I started matching my iTunes library at around 2pm Monday and let it run and it hadn't made a dent. Here's how to tell which of your tracks is matched.

On Friday Apple released iTunes Match, its service that allows customers to store up to 25,000 music tracks on iCloud then sync them to all their devices for $25 per year.

More details are starting to emerge on the new service and Macworld notes that iTunes 10.5.1 -- which is required to use iTunes Match -- contains two new IDS 3 tags for viewing the status of your matched music:

  • iCloud Download
  • iCloud Status

The new tags can be displayed in iTunes by control-clicking on the field names at the top of iTunes (when viewing in List or Album List modes) or by going to View > View Options and then checking the two new options (below).

The new iCloud ID3 tags in iTunes 10.5.1

Once the new columns are exposed, they'll appear something like this in your iTunes library.

More on iTunes Match

Update: Apple has posted a useful table on how to understand iTunes Match's iCloud Status icons:

iTunes Match: Understanding the iCloud Status icons

Nunyabinez has posted some additional details on how iTunes Match works on the MacRumors forums:

  • You can't choose to exclude songs other than taking them out of your library.
  • If a song is matched, it becomes available to download in 256K AAC. If a song is not matched it is copied in its current format and bit rate up to 320K. If the file is Lossless however, it is converted (presumably by your computer) to a 256k AAC file and then uploaded.
  • Nothing happens to your local music when you run match.
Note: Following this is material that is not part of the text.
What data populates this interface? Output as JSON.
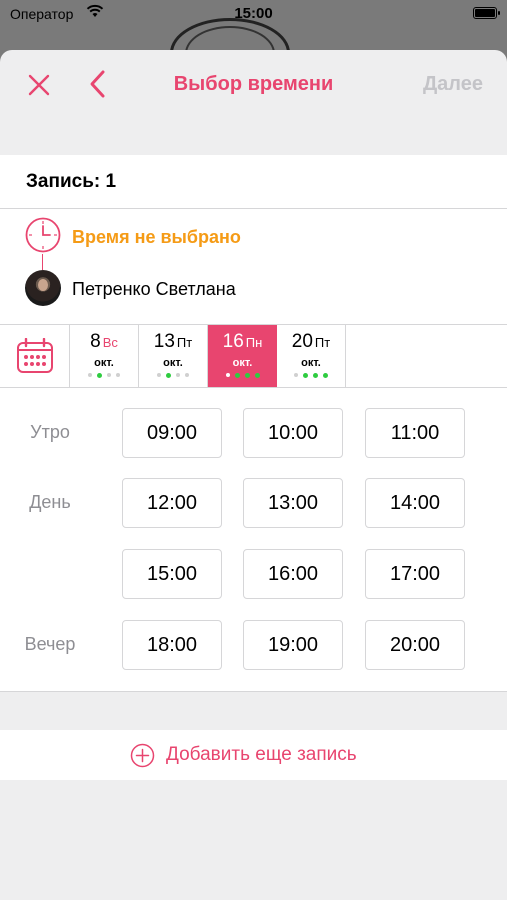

If you have a lower quality song that was matched you can remove it from your local library and then replace it with the 256k version. What happens is you delete the song, but the entry in iTunes stays, but a little cloud now shows up in a newly added column that shows you that you have a song that is in the cloud but not in your library. You can click on the cloud and it will download it to your local library, where again it is now permanently yours at the higher bit rate.
  • Match uses your meta-data. If you in an anal-retentive fashion have made lots of custom edits to your files, that is what gets copied to the cloud. Even if you replace your songs with the upgraded versions you keep your previous meta-data.

The full post is recommended reading if you plan to pony up the $25/year for iTunes Match.
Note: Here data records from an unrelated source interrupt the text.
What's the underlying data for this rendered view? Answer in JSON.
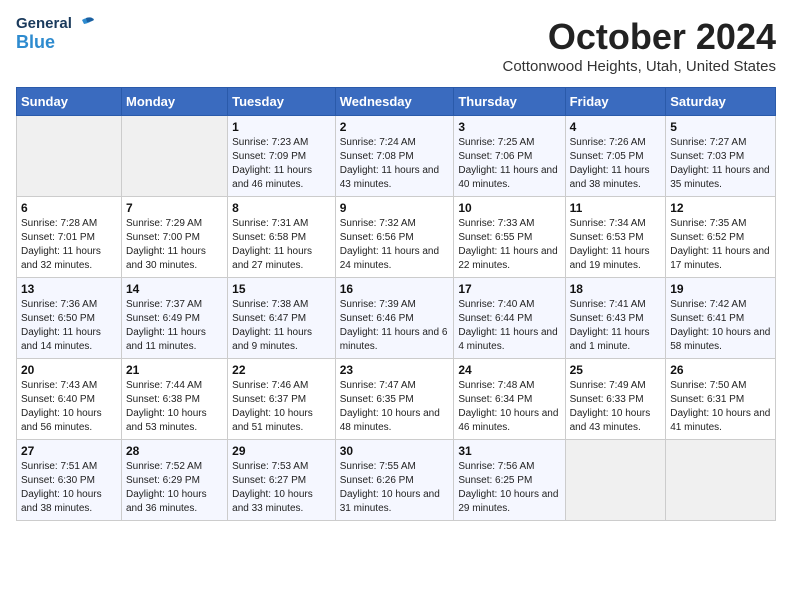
{
  "header": {
    "logo_general": "General",
    "logo_blue": "Blue",
    "month_title": "October 2024",
    "location": "Cottonwood Heights, Utah, United States"
  },
  "days_of_week": [
    "Sunday",
    "Monday",
    "Tuesday",
    "Wednesday",
    "Thursday",
    "Friday",
    "Saturday"
  ],
  "weeks": [
    [
      {
        "day": "",
        "empty": true
      },
      {
        "day": "",
        "empty": true
      },
      {
        "day": "1",
        "sunrise": "7:23 AM",
        "sunset": "7:09 PM",
        "daylight": "11 hours and 46 minutes."
      },
      {
        "day": "2",
        "sunrise": "7:24 AM",
        "sunset": "7:08 PM",
        "daylight": "11 hours and 43 minutes."
      },
      {
        "day": "3",
        "sunrise": "7:25 AM",
        "sunset": "7:06 PM",
        "daylight": "11 hours and 40 minutes."
      },
      {
        "day": "4",
        "sunrise": "7:26 AM",
        "sunset": "7:05 PM",
        "daylight": "11 hours and 38 minutes."
      },
      {
        "day": "5",
        "sunrise": "7:27 AM",
        "sunset": "7:03 PM",
        "daylight": "11 hours and 35 minutes."
      }
    ],
    [
      {
        "day": "6",
        "sunrise": "7:28 AM",
        "sunset": "7:01 PM",
        "daylight": "11 hours and 32 minutes."
      },
      {
        "day": "7",
        "sunrise": "7:29 AM",
        "sunset": "7:00 PM",
        "daylight": "11 hours and 30 minutes."
      },
      {
        "day": "8",
        "sunrise": "7:31 AM",
        "sunset": "6:58 PM",
        "daylight": "11 hours and 27 minutes."
      },
      {
        "day": "9",
        "sunrise": "7:32 AM",
        "sunset": "6:56 PM",
        "daylight": "11 hours and 24 minutes."
      },
      {
        "day": "10",
        "sunrise": "7:33 AM",
        "sunset": "6:55 PM",
        "daylight": "11 hours and 22 minutes."
      },
      {
        "day": "11",
        "sunrise": "7:34 AM",
        "sunset": "6:53 PM",
        "daylight": "11 hours and 19 minutes."
      },
      {
        "day": "12",
        "sunrise": "7:35 AM",
        "sunset": "6:52 PM",
        "daylight": "11 hours and 17 minutes."
      }
    ],
    [
      {
        "day": "13",
        "sunrise": "7:36 AM",
        "sunset": "6:50 PM",
        "daylight": "11 hours and 14 minutes."
      },
      {
        "day": "14",
        "sunrise": "7:37 AM",
        "sunset": "6:49 PM",
        "daylight": "11 hours and 11 minutes."
      },
      {
        "day": "15",
        "sunrise": "7:38 AM",
        "sunset": "6:47 PM",
        "daylight": "11 hours and 9 minutes."
      },
      {
        "day": "16",
        "sunrise": "7:39 AM",
        "sunset": "6:46 PM",
        "daylight": "11 hours and 6 minutes."
      },
      {
        "day": "17",
        "sunrise": "7:40 AM",
        "sunset": "6:44 PM",
        "daylight": "11 hours and 4 minutes."
      },
      {
        "day": "18",
        "sunrise": "7:41 AM",
        "sunset": "6:43 PM",
        "daylight": "11 hours and 1 minute."
      },
      {
        "day": "19",
        "sunrise": "7:42 AM",
        "sunset": "6:41 PM",
        "daylight": "10 hours and 58 minutes."
      }
    ],
    [
      {
        "day": "20",
        "sunrise": "7:43 AM",
        "sunset": "6:40 PM",
        "daylight": "10 hours and 56 minutes."
      },
      {
        "day": "21",
        "sunrise": "7:44 AM",
        "sunset": "6:38 PM",
        "daylight": "10 hours and 53 minutes."
      },
      {
        "day": "22",
        "sunrise": "7:46 AM",
        "sunset": "6:37 PM",
        "daylight": "10 hours and 51 minutes."
      },
      {
        "day": "23",
        "sunrise": "7:47 AM",
        "sunset": "6:35 PM",
        "daylight": "10 hours and 48 minutes."
      },
      {
        "day": "24",
        "sunrise": "7:48 AM",
        "sunset": "6:34 PM",
        "daylight": "10 hours and 46 minutes."
      },
      {
        "day": "25",
        "sunrise": "7:49 AM",
        "sunset": "6:33 PM",
        "daylight": "10 hours and 43 minutes."
      },
      {
        "day": "26",
        "sunrise": "7:50 AM",
        "sunset": "6:31 PM",
        "daylight": "10 hours and 41 minutes."
      }
    ],
    [
      {
        "day": "27",
        "sunrise": "7:51 AM",
        "sunset": "6:30 PM",
        "daylight": "10 hours and 38 minutes."
      },
      {
        "day": "28",
        "sunrise": "7:52 AM",
        "sunset": "6:29 PM",
        "daylight": "10 hours and 36 minutes."
      },
      {
        "day": "29",
        "sunrise": "7:53 AM",
        "sunset": "6:27 PM",
        "daylight": "10 hours and 33 minutes."
      },
      {
        "day": "30",
        "sunrise": "7:55 AM",
        "sunset": "6:26 PM",
        "daylight": "10 hours and 31 minutes."
      },
      {
        "day": "31",
        "sunrise": "7:56 AM",
        "sunset": "6:25 PM",
        "daylight": "10 hours and 29 minutes."
      },
      {
        "day": "",
        "empty": true
      },
      {
        "day": "",
        "empty": true
      }
    ]
  ]
}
I started matching my iTunes library at around 2pm Monday and let it run until around 8pm and it hadn't made a dent -- 1631 of 6371 items uploaded. I'll let it crank for the next couple of days and hope that it completes soon, although I doubt it.

What about you? Are you buying?